Geoff (Ian Bartholomew) and Yasmeen (Shelley King) are at the centre of a coercive control storyline that has shocked fans over the last few weeks.
Viewers have watched in horror as Geoff appears to avoid justice after abusing Yasmeen for months.
But Coronation Street bosses promise the villain will have his comeuppance for his coercive and controlling behaviour.
As she awaits trial for attempted murder, fans are now worried that Geoff will get off scott free, but Corrie boss Iain says this won’t be the case.
Speaking exclusively to HOAR he said: “Typically abusers of this type do not get better so it would be dangerous to redeem Geoff and god willing anyone as evil as Geoff could change, but most cases don’t see the perpetrator just changing the error of their ways.
“I would never want to give any real abusers in the world an opportunity to say ‘well look at Geoff, he can change his life around.’

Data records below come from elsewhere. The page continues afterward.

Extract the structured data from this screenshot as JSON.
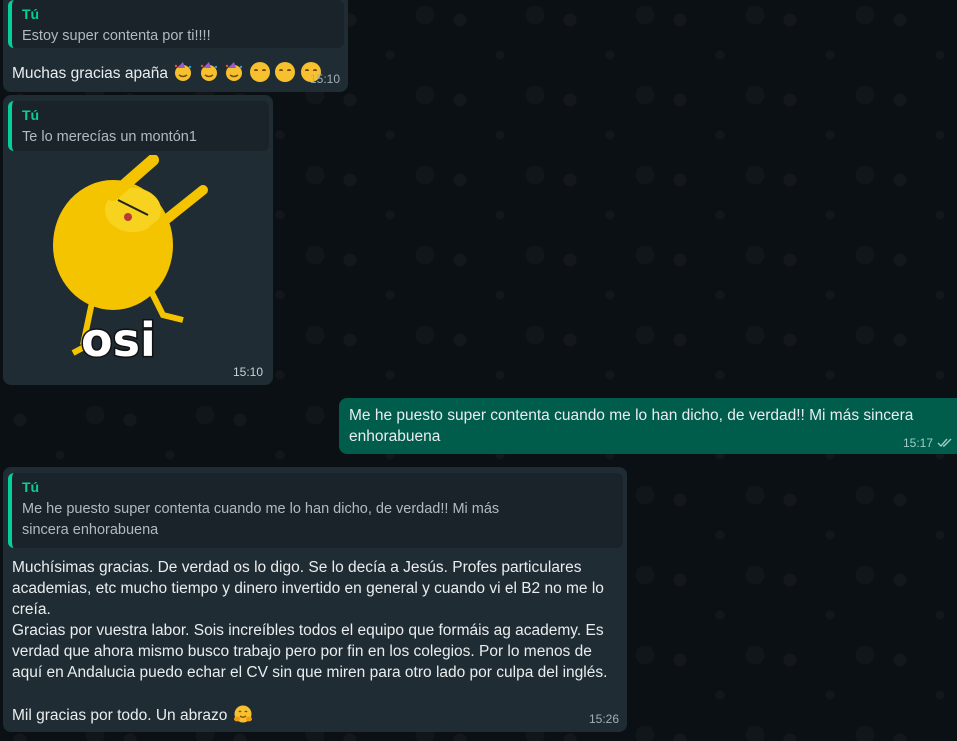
{
  "colors": {
    "background": "#0b1014",
    "incoming_bubble": "#202c33",
    "outgoing_bubble": "#005c4b",
    "quote_accent": "#06cf9c"
  },
  "messages": [
    {
      "direction": "incoming",
      "quote": {
        "author": "Tú",
        "text": "Estoy super contenta por ti!!!!"
      },
      "text": "Muchas gracias apaña",
      "emojis": [
        "partying-face",
        "partying-face",
        "partying-face",
        "smiling-face",
        "smiling-face",
        "smiling-face"
      ],
      "time": "15:10"
    },
    {
      "direction": "incoming",
      "quote": {
        "author": "Tú",
        "text": "Te lo merecías un montón1"
      },
      "sticker": {
        "name": "dabbing-dog-sticker",
        "caption": "osi"
      },
      "time": "15:10"
    },
    {
      "direction": "outgoing",
      "text": "Me he puesto super contenta cuando me lo han dicho, de verdad!! Mi más sincera enhorabuena",
      "time": "15:17",
      "status_icon": "double-check-icon"
    },
    {
      "direction": "incoming",
      "quote": {
        "author": "Tú",
        "text": "Me he puesto super contenta cuando me lo han dicho, de verdad!! Mi más sincera enhorabuena"
      },
      "text": "Muchísimas gracias. De verdad os lo digo. Se lo decía a Jesús. Profes particulares academias, etc mucho tiempo y dinero invertido en general y cuando vi el B2 no me lo creía.\nGracias por vuestra labor. Sois increíbles todos el equipo que formáis ag academy. Es verdad que ahora mismo busco trabajo pero por fin en los colegios. Por lo menos de aquí en Andalucia puedo echar el CV sin que miren para otro lado por culpa del inglés.\n\nMil gracias por todo. Un abrazo",
      "emojis": [
        "hugging-face"
      ],
      "time": "15:26"
    }
  ]
}
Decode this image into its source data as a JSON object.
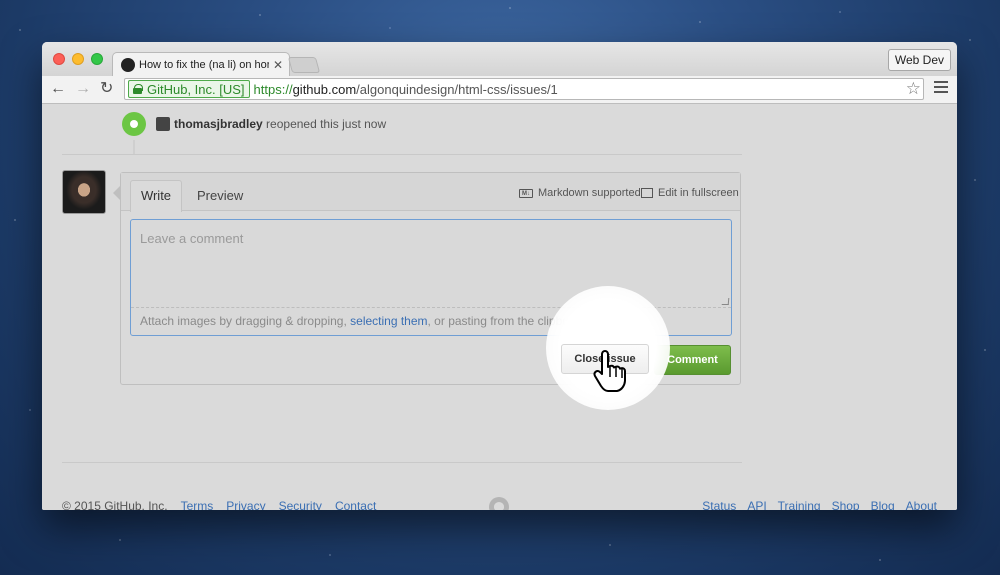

“It would be a dangerous position to say that the abuser in the story is better when in most realities they aren’t.”
Iain also hinted that things could turn against the evil magician – as his son Tim’s mum could expose the truth.
He said: “It would be highly unlikely that Geoff had never committed these behaviours previously.
“What we have discovered from our research is that perpetrators have a cyclical pattern of behaviour.
Meanwhile, Coronation Street received a huge 276 complaints to Ofcom about Friday night’s episode that saw Yasmeen defend herself from abusive husband Geoff.
In one of the most gruesome scenes ever seen on Corrie, Yasmeen hit Geoff with a wine bottle which breaks after he attacked her with a knife, and then she stabs him in the neck with the broken shards.
The regulator told HOAR it was looking into the complaints and would soon make a decision about whether to further investigate or not.
An Ofcom spokesperson said: “We are assessing the complaints against our broadcasting rules, but are yet to decide whether or not to investigate.”